The University Record, January 31, 1994

Comer: Failure to help all children succeed will lead to national decline, repressive measures that affect all

By John Woodford
Executive Editor, Michigan Today

“We have to make it possible for all our kids to succeed,” Yale University child psychiatrist James P. Comer told a large audience in the Power Center for the Performing Arts. Failure to do so, he predicted, will lead inevitably to national decline by the turn of the century, and widescale repressive measures affecting all Americans.

Comer based his talk, “Maggie’s American Dream: Parents and Mental Health,” on his mother’s vow that all of her children would become well-educated. Despite her and her husband’s origins in poverty and their limited formal education, she saw her children earn a total of 13 higher-education degrees.

Comer, who also is associate dean of the Yale Medical School, became interested in “why so many bright kids” in New Haven’s predominantly Black public schools “didn’t develop academically.”

He recalled that his three best friends in grade school were “as bright and able as anyone in my family or school,” but did not pursue higher education and later succumbed to alcoholism, crime and drug abuse. “No society can sustain that kind of loss of bright young people on a sustained basis and survive.
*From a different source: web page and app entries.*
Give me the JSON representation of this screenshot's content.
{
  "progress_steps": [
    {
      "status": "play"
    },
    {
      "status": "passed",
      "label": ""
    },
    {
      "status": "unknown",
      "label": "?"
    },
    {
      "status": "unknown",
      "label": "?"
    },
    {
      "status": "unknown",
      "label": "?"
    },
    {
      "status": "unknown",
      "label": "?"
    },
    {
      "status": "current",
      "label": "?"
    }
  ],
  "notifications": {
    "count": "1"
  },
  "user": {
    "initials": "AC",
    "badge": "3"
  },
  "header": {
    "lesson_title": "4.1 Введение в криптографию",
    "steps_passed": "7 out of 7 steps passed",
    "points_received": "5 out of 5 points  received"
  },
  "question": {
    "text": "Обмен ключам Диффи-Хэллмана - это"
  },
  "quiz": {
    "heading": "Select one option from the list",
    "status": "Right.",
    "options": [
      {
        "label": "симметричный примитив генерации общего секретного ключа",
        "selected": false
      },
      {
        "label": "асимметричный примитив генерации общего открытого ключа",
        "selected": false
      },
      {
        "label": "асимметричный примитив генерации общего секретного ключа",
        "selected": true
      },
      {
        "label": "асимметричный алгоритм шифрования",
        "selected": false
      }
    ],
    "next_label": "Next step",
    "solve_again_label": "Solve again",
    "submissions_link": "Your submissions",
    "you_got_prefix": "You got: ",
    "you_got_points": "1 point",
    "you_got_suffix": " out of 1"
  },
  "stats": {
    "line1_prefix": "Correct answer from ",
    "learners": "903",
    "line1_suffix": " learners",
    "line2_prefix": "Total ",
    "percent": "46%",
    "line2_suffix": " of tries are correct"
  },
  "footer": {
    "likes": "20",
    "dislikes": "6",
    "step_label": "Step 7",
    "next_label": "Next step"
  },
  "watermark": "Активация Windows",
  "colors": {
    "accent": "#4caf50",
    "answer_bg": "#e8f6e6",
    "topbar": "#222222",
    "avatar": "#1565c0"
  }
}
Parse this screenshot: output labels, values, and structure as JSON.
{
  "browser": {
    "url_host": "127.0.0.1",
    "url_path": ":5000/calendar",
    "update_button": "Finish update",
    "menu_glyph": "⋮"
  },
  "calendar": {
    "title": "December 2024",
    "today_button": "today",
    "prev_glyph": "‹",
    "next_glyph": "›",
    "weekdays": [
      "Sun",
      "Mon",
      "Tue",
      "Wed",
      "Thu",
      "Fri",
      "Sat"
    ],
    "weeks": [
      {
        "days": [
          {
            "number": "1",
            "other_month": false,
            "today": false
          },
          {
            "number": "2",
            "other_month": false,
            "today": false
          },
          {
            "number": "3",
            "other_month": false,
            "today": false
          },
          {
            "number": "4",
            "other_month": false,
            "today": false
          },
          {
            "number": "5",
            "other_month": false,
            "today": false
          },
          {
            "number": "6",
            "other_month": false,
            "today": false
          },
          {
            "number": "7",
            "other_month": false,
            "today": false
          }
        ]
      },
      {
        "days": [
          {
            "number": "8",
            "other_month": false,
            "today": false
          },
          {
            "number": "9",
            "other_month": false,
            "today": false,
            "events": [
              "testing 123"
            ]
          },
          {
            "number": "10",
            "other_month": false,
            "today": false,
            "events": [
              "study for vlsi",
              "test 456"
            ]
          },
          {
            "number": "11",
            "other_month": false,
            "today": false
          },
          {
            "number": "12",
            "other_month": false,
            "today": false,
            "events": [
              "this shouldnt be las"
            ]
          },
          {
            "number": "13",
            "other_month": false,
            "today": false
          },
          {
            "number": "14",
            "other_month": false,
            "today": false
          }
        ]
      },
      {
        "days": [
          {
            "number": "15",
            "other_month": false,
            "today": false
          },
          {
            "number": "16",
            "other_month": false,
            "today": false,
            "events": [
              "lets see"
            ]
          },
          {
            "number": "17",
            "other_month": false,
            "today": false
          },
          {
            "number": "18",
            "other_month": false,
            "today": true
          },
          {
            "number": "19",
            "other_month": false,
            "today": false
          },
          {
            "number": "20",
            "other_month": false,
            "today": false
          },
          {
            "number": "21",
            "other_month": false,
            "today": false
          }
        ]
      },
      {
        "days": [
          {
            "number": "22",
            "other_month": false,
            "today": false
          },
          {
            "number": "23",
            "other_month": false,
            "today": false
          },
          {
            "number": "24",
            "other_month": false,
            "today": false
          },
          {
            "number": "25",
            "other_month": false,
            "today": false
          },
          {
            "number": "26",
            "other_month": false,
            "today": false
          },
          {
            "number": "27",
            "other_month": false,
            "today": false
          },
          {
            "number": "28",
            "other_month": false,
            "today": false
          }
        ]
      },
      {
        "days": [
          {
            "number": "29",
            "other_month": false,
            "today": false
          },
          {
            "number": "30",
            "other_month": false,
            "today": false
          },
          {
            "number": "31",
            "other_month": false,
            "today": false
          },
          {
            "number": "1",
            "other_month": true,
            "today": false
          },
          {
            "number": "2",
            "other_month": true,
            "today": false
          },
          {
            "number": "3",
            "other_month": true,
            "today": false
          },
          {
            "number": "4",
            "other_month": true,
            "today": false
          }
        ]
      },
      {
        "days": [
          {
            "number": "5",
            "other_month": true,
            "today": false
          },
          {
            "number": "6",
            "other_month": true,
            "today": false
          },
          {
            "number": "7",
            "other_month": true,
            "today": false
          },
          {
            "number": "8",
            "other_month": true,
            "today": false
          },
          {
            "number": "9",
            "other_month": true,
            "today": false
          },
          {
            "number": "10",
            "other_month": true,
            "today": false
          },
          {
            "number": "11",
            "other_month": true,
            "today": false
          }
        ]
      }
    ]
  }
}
The only difference between me and them was what went on in our home. Our parents gave us instruction on how to be successful.”

Comer decided to see whether the rules of conduct his mother and father instilled in their children could work in an economically disadvantaged public school despite the fact that social, economic and cultural stresses on all families, let alone poor ones, “make it harder to raise our children today than ever before.”

“In the 1865–1900 period,” he said, “we were an agricultural society. Then from 1900 to 1945 a moderate level of education was needed to have a useful role in society. From 1945 to 1980, people needed a high level of education to be assured a role in society. After 1980, even with a high level of education, you can find yourself vulnerable, and unsure of gaining a role in society.”

This process took place over three generations of American society, but African Americans and some other groups were unable to enter into it in significant numbers. “In the critical period from 1945 to 1980, when people needed a high level of education to be sure of gainful employment, from eight to 20 times more money was spent to educate a white child than a Black child. This experience decreased Black economic and political power. Blacks were undereducated and therefore were first to fall off the social ladder, except for those who got into the mainstream before 1980, who have fared relatively well.”

To help children who lacked nurturing experiences at home, Comer in 1968 took a team into two elementary schools in New Haven that were 99 percent Black and ranked next to last in academic performance in the district’s 33 schools. The 4th graders tested 19 months behind the norm. But by 1979 they were at grade level, and by 1984 they were scoring a year above grade level and had the best attendance rate of any district school.

They did it by replacing the traditional administrative structure with a management team of faculty, administrators and parents. “Involving parents helped us create a community within the school since there was no sense of community in the neighborhood. This connected kids with powerful adults.”

The schools followed three guidelines:

  • “No-fault, that is no finger-pointing of blame at anyone for any problem;

  • “Decision by consensus rather than vote; and

  • “No paralysis—neither a principal nor a student could just do nothing in response to any problem that was identified.

    “We provided a culture, a climate and relationships in which parents and teachers could give students the kind of information I received from my parents. Children pick it up if you don’t like them. We provided them with important and supportive persons in their lives.”

    But “Maggie’s dream, our dream, is in trouble,” Comer concluded. “We must examine our lives and look at and think about the anger we may feel, and then use it to make a difference for all our children in all our families.

    “We can’t be a successful and wealthy nation if we don’t make coalitions, and through those coalitions, change the policies and programs of the larger society that affect families, particularly the African American families that have been under stress for so long. You can’t drop a baton in a race and expect to win it. If you drop it and run on too far, then run back to pick it up, you aren’t likely to win that race.”

    Comer’s presentation was sponsored by the Medical School; schools of Dentistry, Nursing and Public Health; U-M Hospitals; College of Pharmacy; and the Office of the Vice Provost for Medical Affairs.